Auburn is currently sitting on 21 wins. The Tigers have 19 games left. A winning record is required to make the postseason (as Auburn knows all too well from years past). Fifty-six games total, divided in half, means 28-28 is a .500 record. Auburn has only four midweek games left: 21+4 and you’re at 25. Auburn’s RPI (47) is at such a level right now that any loss in the midweek at this point could do irreparable damage. If they sweep the midweeks, then the Tigers would need at least five wins in the final 15 SEC Games (five series) to get to 30 wins overall. Without getting swept, hat's at least one win in each series. However, that would put Auburn at an ugly 11-19 in the league. That wouldn’t be good enough. So, we bump it up to 32 wins. That’s taking (at least) two series, finishing with 32 wins overall, 13-17 in the league. That’s a bit more respectable. With 33 wins and 14-16 in SEC play? That’s better. The RPI will take care of itself in the league.

How does Auburn make the NCAA Tournament? It’s (kind of ¯\_()_/¯ ) simple:

  1. Make the SEC Tournament
  2. Finish ninth or better in the league
  3. Win at least 30 games overall.
  4. Find offense.

Optimizing the Lineup

How do you find offense? Well, for starters you don’t run yourself out of innings and get thrown out at home. Probably by bunting less and stealing less. However, that’s probably not going to happen in Auburn’s case. The Tigers are building for the future, and they are building toward Golloway’s style. That requires these gut-wrenching base-running mistakes and sometimes unnecessary risks.
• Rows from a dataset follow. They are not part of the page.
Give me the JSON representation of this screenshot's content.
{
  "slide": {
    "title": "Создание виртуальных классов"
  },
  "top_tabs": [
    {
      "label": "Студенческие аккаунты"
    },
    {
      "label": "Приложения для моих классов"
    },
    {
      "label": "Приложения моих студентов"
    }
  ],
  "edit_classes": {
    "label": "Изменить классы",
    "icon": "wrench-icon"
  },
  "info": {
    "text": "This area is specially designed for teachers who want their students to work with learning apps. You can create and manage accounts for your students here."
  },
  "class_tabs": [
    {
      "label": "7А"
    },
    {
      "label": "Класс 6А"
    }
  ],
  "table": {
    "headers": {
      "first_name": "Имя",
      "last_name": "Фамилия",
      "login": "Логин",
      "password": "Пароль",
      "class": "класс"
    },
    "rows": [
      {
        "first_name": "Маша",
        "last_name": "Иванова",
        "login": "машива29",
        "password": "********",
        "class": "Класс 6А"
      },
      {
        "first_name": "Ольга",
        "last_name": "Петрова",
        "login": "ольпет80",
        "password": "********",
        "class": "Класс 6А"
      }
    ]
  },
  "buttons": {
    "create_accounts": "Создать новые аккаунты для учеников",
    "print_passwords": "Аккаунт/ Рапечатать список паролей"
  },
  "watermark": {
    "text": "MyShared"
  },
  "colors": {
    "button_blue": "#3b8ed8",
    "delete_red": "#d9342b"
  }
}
Auburn can, however, optimize the lineup sabermetrically. Check out this article from Beyond the Box Score. The standard lineup looks like this:




Speedy guy who can hopefully get on base

One of the three best hitters (high OBP)


Good bat handler

One of the three best hitters


Best hitter

5th best hitter


Best power hitter

One of the three best hittesr (high SLG)


Second best (contact) hitter

4th best hitter


Best remaining power hitter

6th best hitter


7th best hitter

7th best hitter


8th best hitter

8th best hitter (or pitcher if NL)


9th best hitter

9th best hitter (ith best hitter if NL)

The standard lineup for Auburn would probably look like this:

  1. Grier (RF)
  2. Tella (CF)
  3. Ebert (LF/2B)
  4. Tomscha (1B/3B/DH)
  5. Austin (C/3B)
  6. Robert (DH/1B)
  7. Haecker (SS)
  8. Short (3B)
  9. Glevenyak (2B)

Looks pretty similar to a normal Auburn lineup.

The optimized lineup would be:

  1. Haecker (SS)
  2. Ebert (LF)
  3. Logan (Catcher)
  4. Tomscha (1B)
  5. Tella (CF)
  6. Austin (3B)
  7. Binning (2B)
  8. Grier (RF)
  9. Robert (DH)

That would change depending on who’s on a hot streak, but it would put Binning in the lineup more and stack the middle of the order with high-RBI guys. Logan in the 3-hole seems high, but he has shown a knack for hitting and that he’s not afraid to bunt. That makes it easier to call for a bunt if Haecker and Ebert get on instead of having him hit into a double play. It would also give Tella, Tomscha, and Austin a better chance (with their high slugging percentages) to bring them in. Sliding Binning that low, but putting him on the field, gives you a high-contact guy and more RBI chances. Grier and Robert would do the least amount of damage in if they strikeout, ground out, fly out at 8 and 9. If they get hits? Then Auburn has the top of the order and two consistent contact guys to hit.

Even if Golloway doesn't optimize the lineup, at the very least there should be a thought of moving a high-RBI potential guy toward the top three instead of a player like Grier or Shaffer, who are good at getting on base, not as good at bringing guys home.

Final Thoughts

The season isn't over. Is it tougher? Yes, of course. If Auburn is going to move toward a full youth movement, then go ahead and do it now. The task is tough. The Tigers need to take at least one series from South Carolina, LSU, Arkansas, Kentucky or Mississippi State. They have to avoid being swept. They really can’t lose a midweek game from here on out. Do that, make an NCAA regional, and finish off Year 1 under Golloway, and they've set themselves up for a solid 2015 and a monster 2016 campaign. It all starts Tuesday in Birmingham against Samford.